■ **Aim of the exercise**:
In the entries below, how many lines include "What"? Reply with the number and nothing more.

■ **Records provided**:
((
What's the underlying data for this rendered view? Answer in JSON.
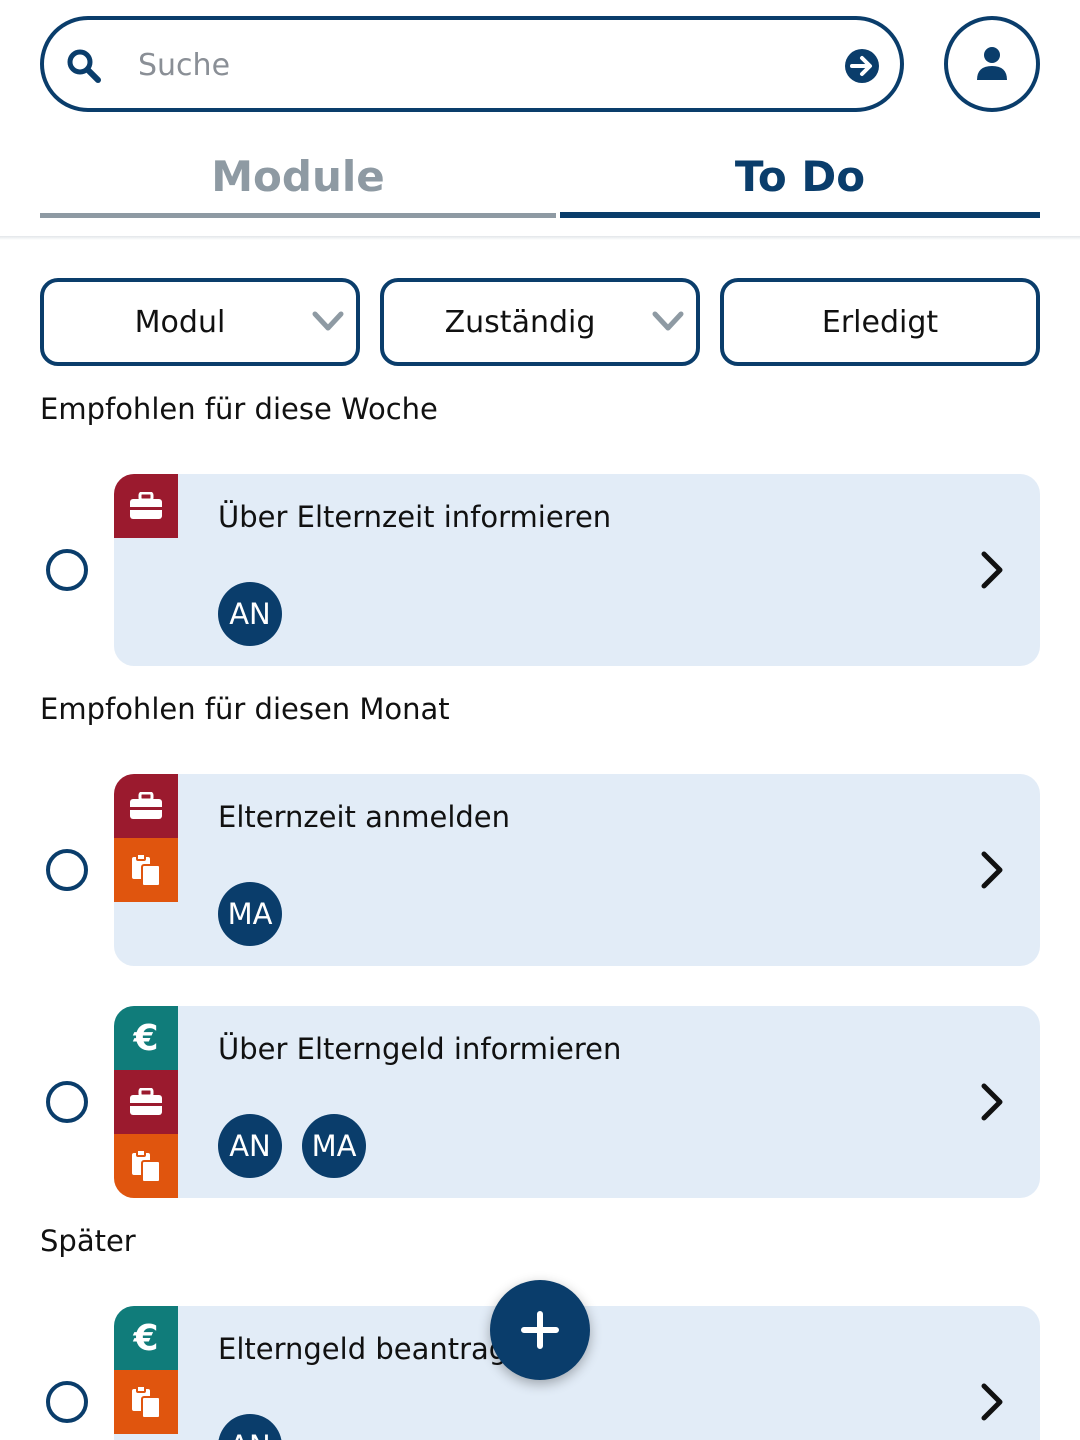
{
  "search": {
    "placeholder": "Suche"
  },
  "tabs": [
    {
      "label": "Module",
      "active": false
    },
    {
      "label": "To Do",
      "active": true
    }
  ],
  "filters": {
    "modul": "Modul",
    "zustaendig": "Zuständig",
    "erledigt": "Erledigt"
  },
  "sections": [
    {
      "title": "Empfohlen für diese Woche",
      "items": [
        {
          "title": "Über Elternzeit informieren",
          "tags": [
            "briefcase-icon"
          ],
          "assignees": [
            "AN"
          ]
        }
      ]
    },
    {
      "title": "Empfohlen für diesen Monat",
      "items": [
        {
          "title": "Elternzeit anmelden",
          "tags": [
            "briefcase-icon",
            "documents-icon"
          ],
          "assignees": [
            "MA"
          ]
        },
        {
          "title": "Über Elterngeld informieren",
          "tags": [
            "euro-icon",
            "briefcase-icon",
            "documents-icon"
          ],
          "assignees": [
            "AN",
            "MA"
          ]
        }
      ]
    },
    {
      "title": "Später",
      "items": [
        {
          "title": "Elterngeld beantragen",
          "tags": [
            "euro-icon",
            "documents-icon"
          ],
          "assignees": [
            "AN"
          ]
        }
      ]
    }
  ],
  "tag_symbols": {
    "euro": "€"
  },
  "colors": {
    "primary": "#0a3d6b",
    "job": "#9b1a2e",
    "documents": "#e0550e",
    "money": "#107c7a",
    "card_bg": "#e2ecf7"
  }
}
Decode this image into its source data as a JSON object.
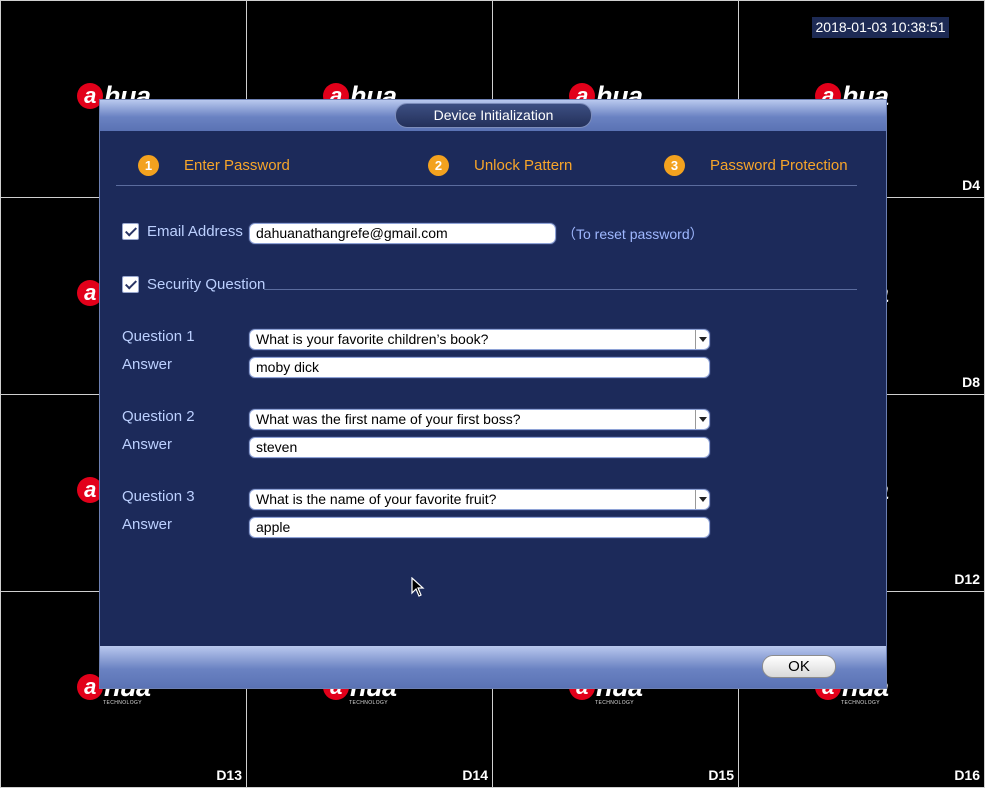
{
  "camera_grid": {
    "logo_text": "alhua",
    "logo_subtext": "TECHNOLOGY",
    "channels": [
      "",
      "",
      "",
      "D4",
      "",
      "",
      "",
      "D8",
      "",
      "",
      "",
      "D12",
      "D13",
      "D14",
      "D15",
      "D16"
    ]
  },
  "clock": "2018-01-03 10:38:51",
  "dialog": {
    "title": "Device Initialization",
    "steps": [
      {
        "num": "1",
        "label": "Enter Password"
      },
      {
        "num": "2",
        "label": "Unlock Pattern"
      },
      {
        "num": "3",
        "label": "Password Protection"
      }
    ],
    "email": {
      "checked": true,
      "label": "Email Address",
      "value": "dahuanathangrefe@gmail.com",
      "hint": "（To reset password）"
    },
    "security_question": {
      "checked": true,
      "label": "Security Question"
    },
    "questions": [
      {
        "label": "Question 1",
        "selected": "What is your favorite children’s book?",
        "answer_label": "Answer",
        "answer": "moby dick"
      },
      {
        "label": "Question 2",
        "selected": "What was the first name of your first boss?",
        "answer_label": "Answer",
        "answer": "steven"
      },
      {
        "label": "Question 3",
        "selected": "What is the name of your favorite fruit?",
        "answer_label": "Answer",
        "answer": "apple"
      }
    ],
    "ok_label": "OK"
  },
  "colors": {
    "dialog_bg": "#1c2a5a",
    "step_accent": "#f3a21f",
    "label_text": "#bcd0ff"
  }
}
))
■ **Solution for this problem**:
4